In 1990, Lowell created the Lowell Milken Archive of Jewish Music to explore the vast panorama of sacred and secular works reflecting 350 years of Jewish life in America. This historic recording project has grown to encompass 700 newly recorded works—500 of them world-premiere recordings—and more than 800 hours of oral history videos. The Milken Archive recently launched a new “virtual museum” website to make this content accessible to people of all faiths and cultures.
Further education efforts championed by Lowell include High Tech Los Angeles, a public charter school that engages students with a rigorous curriculum rich in technology and complemented by real-world internships. Officially dedicated in 2004, HTLA achieved California Distinguished School status in record time.
With the recent establishment of the Lowell Milken Institute for Business Law and Policy at UCLA School of Law, Lowell's work in education extends greater opportunities to UCLA law students, faculty, young law practitioners and alumni. Building on UCLA School of Law's already outstanding programs, the Lowell Milken Institute provides expanded studies on business law and policy, clinical experience, additional research opportunities for faculty, along with faculty fellowships, student scholarships and awards. The knowledge, skills and experience available through the Lowell Milken Institute will help ensure that students are prepared to not only assume leadership roles in the practice of law, but also in the areas of business, government, and philanthropy.
Recognition for Lowell's achievements in education has included awards from organizations such as the National Association of State Boards of Education, the Horace Mann League, the National Association of Secondary School Principals, Jewish Theological Seminary, Kappa Delta Pi international honor society in the field of education and UCLA School of Law. Hebrew Union College presented him with an honorary Doctor of Humane Letters.
Named by Worth magazine as one of America's most generous philanthropists, Lowell is also an involved businessman who chairs London-based Heron International, a worldwide leader in property development, and Knowledge Universe, Inc., a leading company in early childhood education and educational programs and services—with over 38,000 employees worldwide.

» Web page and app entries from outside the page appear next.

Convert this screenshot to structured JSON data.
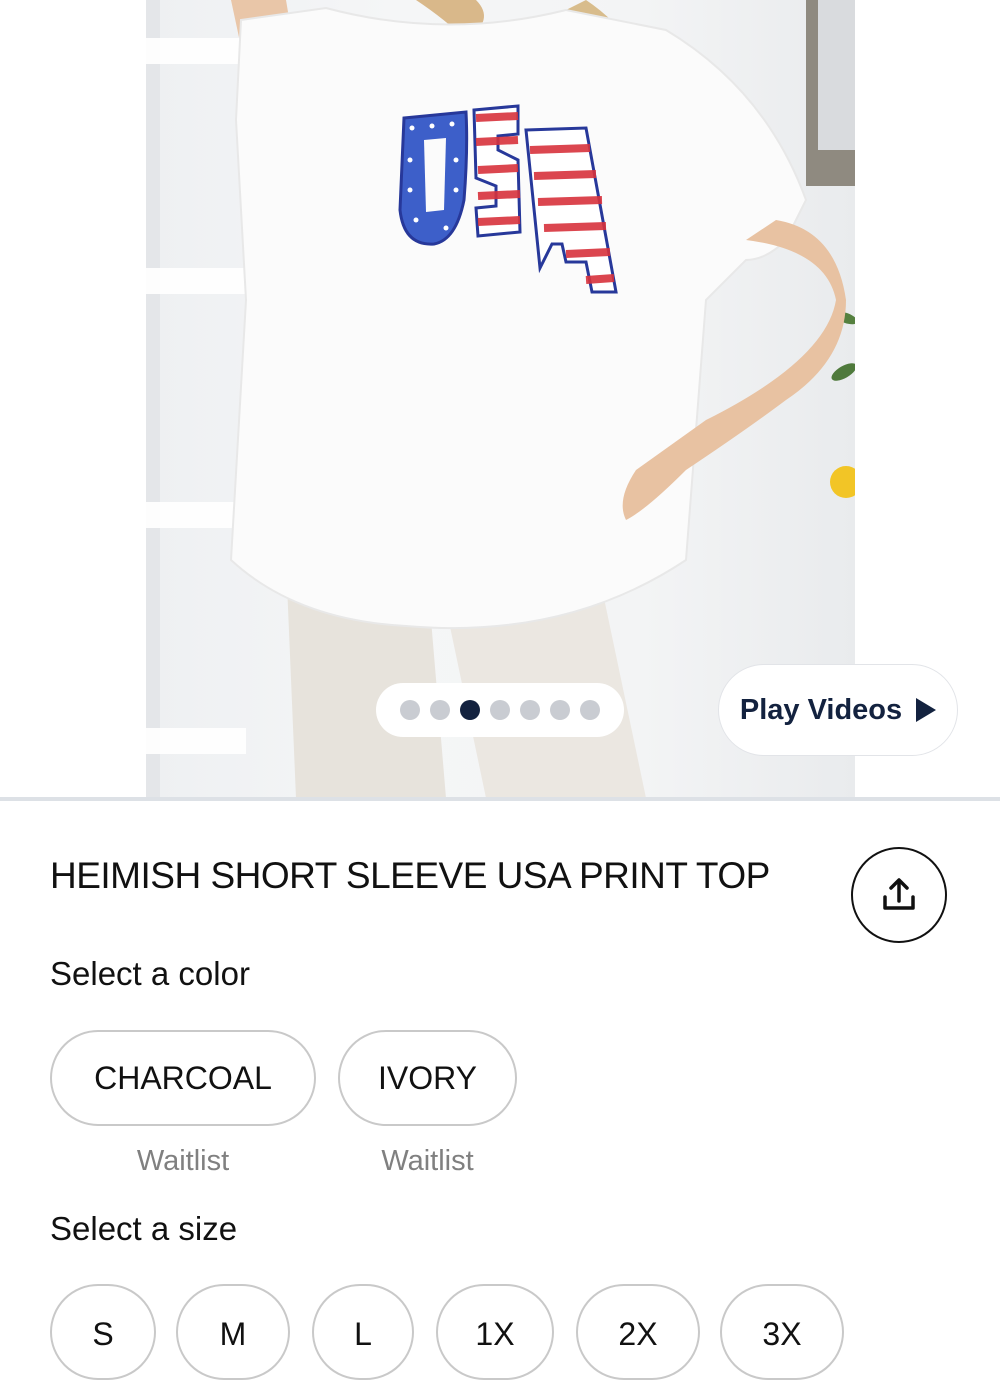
{
  "gallery": {
    "image_count": 7,
    "active_index": 2,
    "shirt_print_text": "USA",
    "play_videos_label": "Play Videos",
    "play_icon": "play-triangle-icon"
  },
  "product": {
    "title": "HEIMISH SHORT SLEEVE USA PRINT TOP",
    "share_icon": "share-upload-icon"
  },
  "color_section": {
    "label": "Select a color",
    "options": [
      {
        "name": "CHARCOAL",
        "status": "Waitlist"
      },
      {
        "name": "IVORY",
        "status": "Waitlist"
      }
    ]
  },
  "size_section": {
    "label": "Select a size",
    "options": [
      "S",
      "M",
      "L",
      "1X",
      "2X",
      "3X"
    ]
  },
  "colors": {
    "navy_accent": "#13223f",
    "inactive_dot": "#c9ccd2",
    "pill_border": "#c9c9c9",
    "muted_text": "#808080"
  }
}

Lowell is a product of California's public school system, graduating Phi Beta Kappa and summa cum laude from the University of California, Berkeley, where he received the School of Business Administration's Most Outstanding Student Award. He earned his law degree from the University of California, Los Angeles, with the distinctions of Order of the Coif and UCLA Law Review. His four sons inspire and deepen his commitment to quality educational opportunities for all young people.
“So often we hear the phrase that 'children are our greatest hope.' Well, they are a great source of hope—mainly because of their innocence and potential. But before children can be our hope, we must be theirs; and we are their hope when we teach them that there is a difference between right and wrong. When they feel empathy and know the respect for life that flows from it. When they understand that cynicism is a kind of violence and that all violence is intolerable. When they believe in the power of loyalty and duty. When, in other words, we have given them a compass and shown them that north is constant, and that each of them can chart his or her own course toward the right thing.”